HSA accounts are awesome and if you are covered under an HDHP you should be contributing to yours.
Post done; I’m going to go have a home brew while cleaning the bike. But, if you insist I will elaborate. HSA stands for Health Savings Account. These are tax advantaged accounts that you are allowed to contribute to while covered by a HDHP (High-Deductible Health Plan). The money in the HSA can be used to pay for qualified medical expenses tax free. A participant in a high-deductible health plan may face higher out of pocket expenses than a participant in a higher monthly cost but lower deductible plan. To compensate for this the HSA was legislated into being to allow HDHP participants to save for those deductibles with a tax incentive thrown in to sweeten the pot.
All the way before tax
HSAs are contributed to pretax much like a traditional IRA or 401k. In addition, as long as contributions are made through payroll deductions then the Social Security and Medicare tax of 7.65% isn’t owed on the portion of the funds contributed. This is head and shoulders above the 401k and IRA in which yes, you get to defer the income tax but, you’re still on the hook for the FICA tax.
With a Roth IRA or Roth 401k the contributions are taxed and the distributions are not. With a HSA as long as the distribution is spent on qualified medical expenses the distribution isn’t taxed.

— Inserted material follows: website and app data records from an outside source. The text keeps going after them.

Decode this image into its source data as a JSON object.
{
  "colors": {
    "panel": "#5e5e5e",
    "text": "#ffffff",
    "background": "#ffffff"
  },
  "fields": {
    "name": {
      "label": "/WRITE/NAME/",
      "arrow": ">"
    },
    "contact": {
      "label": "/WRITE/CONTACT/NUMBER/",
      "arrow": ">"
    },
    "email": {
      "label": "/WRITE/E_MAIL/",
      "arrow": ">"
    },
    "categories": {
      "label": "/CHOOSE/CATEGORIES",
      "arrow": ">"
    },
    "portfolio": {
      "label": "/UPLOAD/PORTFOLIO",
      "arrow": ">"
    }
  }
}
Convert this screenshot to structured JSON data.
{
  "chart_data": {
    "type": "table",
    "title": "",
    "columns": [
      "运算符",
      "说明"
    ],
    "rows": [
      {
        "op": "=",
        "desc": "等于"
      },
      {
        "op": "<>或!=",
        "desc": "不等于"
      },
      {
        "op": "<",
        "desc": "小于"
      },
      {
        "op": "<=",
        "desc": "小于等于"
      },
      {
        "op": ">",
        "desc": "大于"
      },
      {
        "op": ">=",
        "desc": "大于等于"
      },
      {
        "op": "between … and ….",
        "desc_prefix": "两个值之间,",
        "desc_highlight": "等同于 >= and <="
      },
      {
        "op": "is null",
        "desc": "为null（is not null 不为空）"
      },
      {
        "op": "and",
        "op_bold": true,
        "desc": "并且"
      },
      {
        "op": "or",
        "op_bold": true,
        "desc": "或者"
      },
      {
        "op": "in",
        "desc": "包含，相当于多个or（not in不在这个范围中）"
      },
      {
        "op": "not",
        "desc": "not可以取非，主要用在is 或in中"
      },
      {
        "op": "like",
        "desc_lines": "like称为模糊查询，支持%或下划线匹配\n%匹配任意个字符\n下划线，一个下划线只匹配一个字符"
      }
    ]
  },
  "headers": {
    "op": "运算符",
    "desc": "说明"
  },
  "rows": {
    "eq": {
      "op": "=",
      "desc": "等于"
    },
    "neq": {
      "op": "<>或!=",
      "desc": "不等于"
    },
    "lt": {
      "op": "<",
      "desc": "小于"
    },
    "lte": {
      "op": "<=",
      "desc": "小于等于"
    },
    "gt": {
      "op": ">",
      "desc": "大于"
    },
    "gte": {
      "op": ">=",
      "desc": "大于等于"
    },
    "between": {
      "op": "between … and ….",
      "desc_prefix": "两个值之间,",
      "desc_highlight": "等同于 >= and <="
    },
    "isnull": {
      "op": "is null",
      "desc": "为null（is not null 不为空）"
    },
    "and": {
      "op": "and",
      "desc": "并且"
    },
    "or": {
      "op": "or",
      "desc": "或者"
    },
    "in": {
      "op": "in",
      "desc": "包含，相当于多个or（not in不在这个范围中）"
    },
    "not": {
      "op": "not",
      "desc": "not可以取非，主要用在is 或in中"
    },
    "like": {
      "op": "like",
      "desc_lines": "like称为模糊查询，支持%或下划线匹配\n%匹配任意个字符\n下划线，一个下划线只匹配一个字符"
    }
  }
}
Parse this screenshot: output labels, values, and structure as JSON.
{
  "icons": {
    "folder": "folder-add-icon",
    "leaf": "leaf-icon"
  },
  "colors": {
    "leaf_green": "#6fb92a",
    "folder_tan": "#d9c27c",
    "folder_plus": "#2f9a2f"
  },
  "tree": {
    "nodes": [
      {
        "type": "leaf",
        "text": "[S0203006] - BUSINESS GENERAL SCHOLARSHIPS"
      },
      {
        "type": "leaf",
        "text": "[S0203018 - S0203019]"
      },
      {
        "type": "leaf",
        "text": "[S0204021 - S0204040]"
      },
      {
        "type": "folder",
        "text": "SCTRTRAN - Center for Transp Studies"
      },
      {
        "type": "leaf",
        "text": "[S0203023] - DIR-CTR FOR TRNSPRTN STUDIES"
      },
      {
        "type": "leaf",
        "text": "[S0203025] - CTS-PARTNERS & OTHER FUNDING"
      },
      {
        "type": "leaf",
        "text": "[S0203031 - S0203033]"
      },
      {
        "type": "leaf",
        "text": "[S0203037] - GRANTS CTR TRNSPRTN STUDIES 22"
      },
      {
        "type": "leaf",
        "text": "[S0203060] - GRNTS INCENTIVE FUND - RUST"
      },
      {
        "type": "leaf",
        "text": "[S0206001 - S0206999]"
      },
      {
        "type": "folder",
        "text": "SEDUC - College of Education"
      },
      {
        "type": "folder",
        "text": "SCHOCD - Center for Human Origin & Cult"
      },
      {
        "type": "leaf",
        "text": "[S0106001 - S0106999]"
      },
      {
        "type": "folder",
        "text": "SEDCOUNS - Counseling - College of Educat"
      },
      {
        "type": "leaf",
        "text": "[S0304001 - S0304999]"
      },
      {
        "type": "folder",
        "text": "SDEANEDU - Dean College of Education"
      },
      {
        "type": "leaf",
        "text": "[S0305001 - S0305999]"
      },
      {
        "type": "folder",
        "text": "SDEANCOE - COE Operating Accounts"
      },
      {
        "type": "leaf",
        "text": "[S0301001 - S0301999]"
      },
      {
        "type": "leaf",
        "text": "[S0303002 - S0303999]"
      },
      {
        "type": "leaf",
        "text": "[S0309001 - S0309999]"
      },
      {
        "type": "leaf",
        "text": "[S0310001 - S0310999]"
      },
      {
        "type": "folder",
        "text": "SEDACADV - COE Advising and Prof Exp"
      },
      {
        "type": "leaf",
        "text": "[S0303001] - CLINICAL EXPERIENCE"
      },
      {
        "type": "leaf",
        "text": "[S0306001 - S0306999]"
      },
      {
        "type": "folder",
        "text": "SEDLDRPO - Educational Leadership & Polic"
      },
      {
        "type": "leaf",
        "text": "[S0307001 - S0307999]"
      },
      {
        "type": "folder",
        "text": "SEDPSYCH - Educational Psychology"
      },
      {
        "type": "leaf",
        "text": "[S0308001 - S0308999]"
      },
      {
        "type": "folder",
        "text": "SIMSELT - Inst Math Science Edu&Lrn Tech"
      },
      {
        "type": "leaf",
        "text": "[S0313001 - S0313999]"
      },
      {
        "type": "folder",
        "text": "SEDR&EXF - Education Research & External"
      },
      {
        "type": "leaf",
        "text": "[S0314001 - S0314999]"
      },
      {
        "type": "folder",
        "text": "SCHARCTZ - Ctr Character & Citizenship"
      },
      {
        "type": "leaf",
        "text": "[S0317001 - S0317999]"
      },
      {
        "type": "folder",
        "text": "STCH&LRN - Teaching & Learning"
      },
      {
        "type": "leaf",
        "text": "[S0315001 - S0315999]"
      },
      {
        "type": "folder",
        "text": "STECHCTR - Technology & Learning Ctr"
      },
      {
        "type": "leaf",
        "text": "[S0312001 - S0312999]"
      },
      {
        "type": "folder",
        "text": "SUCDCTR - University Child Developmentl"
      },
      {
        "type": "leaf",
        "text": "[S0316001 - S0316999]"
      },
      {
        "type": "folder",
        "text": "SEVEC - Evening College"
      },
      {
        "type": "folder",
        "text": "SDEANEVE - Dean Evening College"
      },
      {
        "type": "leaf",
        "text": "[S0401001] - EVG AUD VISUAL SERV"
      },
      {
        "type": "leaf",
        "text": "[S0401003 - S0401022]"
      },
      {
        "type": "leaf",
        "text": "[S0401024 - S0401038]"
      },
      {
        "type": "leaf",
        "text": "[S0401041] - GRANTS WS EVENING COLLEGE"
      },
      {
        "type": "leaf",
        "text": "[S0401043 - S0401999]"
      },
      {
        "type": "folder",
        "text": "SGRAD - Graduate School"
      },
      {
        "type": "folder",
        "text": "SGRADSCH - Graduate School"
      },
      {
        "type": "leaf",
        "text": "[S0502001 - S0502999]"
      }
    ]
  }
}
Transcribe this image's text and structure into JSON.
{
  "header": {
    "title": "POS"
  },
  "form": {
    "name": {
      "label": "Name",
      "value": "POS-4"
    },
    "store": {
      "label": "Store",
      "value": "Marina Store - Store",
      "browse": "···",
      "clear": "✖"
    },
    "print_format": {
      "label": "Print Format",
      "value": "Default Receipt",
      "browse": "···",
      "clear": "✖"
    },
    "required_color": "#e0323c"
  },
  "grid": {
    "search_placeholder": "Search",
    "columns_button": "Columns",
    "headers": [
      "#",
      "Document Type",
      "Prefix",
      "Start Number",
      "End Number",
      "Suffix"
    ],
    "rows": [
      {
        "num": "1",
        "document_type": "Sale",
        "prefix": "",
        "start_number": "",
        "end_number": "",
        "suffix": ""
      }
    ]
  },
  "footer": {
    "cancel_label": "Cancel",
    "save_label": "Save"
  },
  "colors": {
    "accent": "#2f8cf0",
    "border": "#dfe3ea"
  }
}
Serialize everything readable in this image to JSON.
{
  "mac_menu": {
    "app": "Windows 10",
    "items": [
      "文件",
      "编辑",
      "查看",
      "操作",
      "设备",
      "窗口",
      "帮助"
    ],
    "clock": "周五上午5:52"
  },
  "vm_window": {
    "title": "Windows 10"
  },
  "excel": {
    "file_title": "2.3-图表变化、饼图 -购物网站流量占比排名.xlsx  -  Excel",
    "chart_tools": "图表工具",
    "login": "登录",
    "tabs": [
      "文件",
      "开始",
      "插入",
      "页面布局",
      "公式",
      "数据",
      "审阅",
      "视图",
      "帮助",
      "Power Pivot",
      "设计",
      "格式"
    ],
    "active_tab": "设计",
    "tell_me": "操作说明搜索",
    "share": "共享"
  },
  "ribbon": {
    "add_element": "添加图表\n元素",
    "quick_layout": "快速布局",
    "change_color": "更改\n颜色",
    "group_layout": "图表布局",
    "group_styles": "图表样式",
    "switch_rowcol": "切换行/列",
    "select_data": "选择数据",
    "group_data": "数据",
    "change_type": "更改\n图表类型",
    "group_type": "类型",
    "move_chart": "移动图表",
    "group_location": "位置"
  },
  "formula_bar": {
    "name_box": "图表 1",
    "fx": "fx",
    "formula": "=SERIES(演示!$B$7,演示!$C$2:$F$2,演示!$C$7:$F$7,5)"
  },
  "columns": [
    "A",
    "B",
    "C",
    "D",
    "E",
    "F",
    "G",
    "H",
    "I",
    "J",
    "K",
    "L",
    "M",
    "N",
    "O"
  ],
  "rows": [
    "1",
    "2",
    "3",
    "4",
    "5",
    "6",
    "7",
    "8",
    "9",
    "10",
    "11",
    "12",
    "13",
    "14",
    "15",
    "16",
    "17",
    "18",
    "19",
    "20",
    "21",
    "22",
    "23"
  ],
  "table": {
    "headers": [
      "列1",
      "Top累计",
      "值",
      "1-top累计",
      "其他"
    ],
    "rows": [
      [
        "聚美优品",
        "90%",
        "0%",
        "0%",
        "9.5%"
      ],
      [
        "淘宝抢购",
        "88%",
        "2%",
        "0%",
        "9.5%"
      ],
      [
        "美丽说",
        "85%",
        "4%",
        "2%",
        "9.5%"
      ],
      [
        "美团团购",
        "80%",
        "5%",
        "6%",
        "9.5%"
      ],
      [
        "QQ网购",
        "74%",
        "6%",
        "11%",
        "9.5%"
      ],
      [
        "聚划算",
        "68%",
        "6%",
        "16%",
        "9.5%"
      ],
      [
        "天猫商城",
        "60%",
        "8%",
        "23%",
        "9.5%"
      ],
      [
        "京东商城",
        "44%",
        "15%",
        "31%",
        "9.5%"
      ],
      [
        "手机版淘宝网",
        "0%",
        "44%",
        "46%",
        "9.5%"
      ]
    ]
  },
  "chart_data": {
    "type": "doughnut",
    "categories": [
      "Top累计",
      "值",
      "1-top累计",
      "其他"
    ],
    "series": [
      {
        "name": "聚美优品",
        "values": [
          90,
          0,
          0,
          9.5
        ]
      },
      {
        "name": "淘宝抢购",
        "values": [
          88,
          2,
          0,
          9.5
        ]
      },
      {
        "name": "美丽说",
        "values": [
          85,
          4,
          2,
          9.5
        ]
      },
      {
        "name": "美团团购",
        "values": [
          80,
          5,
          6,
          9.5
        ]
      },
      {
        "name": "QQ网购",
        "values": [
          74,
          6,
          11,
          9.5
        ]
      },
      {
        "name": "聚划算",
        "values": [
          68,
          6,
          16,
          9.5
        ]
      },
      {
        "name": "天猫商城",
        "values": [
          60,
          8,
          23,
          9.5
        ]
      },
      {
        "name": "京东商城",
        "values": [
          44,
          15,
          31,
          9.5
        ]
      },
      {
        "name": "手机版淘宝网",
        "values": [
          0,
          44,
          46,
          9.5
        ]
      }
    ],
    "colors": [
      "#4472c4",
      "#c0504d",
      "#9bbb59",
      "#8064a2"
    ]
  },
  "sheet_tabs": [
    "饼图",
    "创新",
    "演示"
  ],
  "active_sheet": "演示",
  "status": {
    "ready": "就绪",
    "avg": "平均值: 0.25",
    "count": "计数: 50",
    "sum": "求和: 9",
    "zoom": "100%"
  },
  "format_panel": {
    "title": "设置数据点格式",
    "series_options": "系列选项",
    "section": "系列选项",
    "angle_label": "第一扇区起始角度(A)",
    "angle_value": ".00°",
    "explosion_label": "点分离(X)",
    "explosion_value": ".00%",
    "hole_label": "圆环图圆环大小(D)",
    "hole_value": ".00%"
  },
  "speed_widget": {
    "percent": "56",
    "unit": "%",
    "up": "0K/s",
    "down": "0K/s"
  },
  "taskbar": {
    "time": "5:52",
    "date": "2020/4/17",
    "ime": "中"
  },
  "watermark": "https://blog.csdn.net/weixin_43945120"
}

An HSA is contributed to before tax and distributions are made without being taxed. This is why I say HSAs are awesome. This is one of the very few times in life that you can have your cake and eat it too.
How do I get at the money?
You swipe the card that the account provider issues you at the health service provider. Seriously, it is that easy. The money was deposited in the account pretax and was withdrawn without owing tax. The plan just worked as intended and you got medical care without paying taxes on the money used to pay for it. But, what if you don’t have many medical expenses? Well, you end up with money left over in the account. Which stays in the account year after year compounding on itself.
At age 65 you can start taking distributions from the HSA without penalty for any expense. Income taxes will be owed on the amount withdrawn but, the funds were deposited pre-tax so the end of the tax deferred rainbow has been reached. The tax man gets his due and the funds are available for your use. I call this a win.
There isn’t currently a time limit between the time the medical expense it incurred and when the funds are withdrawn to reimburse for the expense. One could pay for medical expenses out of pocket save the receipt and be able to withdraw that amount from the HSA at a future date without owing tax on the distribution. This part seems like an oversight to me. I expect a time limit to be placed in the rules at some point. But if one follows this line of reasoning you end up with the conclusion that the Mad Fientist reached in his HSA article.
For 2016 the contribution limit is $3,350 for individuals and $6,750 for a family. This is based on whether you have a family or individual HDHP plan. There is also a $1,000 catch up contribution available if one is between the ages of 55 and 65. If you are covered under an HDHP for part of the year then the amount you are allowed to contribute is 1/12 times the number of months you are eligible times the federal limit for that year. So if in 2016 you were covered by an individual HDHP from January through April the maximum that could be contributed to the HSA is 4/12 * $3,350 or about $1,116.67. If it’s your first year of coverage under a HDHP the full amount can be contributed but there is a testing period to make sure you stay covered through the end of the following year.
Where to open an HSA
More and more financial institutions are getting in on providing HSA services. Banks and Credit Unions are generally the deposit taking institutions that will provide an HSA. Selection criteria for an institution is the normal fees, investment options, customer service trifecta.
If you are making contributions through payroll deductions your employer will either have an account setup or tell you where to open the account at so they can deposit the deductions for you. Many employers will cover the monthly fees for having the account open. If you are shopping around and opening an HSA yourself on your own behalf watch out for monthly account fees.
Most HSA accounts will require that you keep a certain amount of the balance in cash. But the rest can be invested. With my current account I have to keep a cash balance of $500 in cash in the account and everything else is automatically swept into an S&P 500 Index fund. Most accounts don’t offer a full brokerage window like you can find in some IRA accounts. The investment menu for most HSA accounts is more similar to the number of options offered in most 401k accounts.
In a very similar manner to 401k and IRA accounts HSAs can be rolled over. If you find that your current provider is charging too high of a monthly fee, isn’t paying enough interest, has a poor selection of investment options, or just generally manages to earn your ire you can roll the HSA to a new provider. Most providers are ready and willing to assist in opening an account and funding it with a roll over from another provider. The handful of times I have done this it takes some phone calls and some paper work signing. It is less of a hassle than applying for a mortgage but more than just opening a checking account.
I make contributions to the HSA spread across the entire year instead of front loading. I do this because I make contributions through payroll deductions and that is just the way payroll is setup to process it. Spreading it out also makes sure that I haven’t over contributed in case I suddenly find myself no longer covered by the company provided HDHP plan.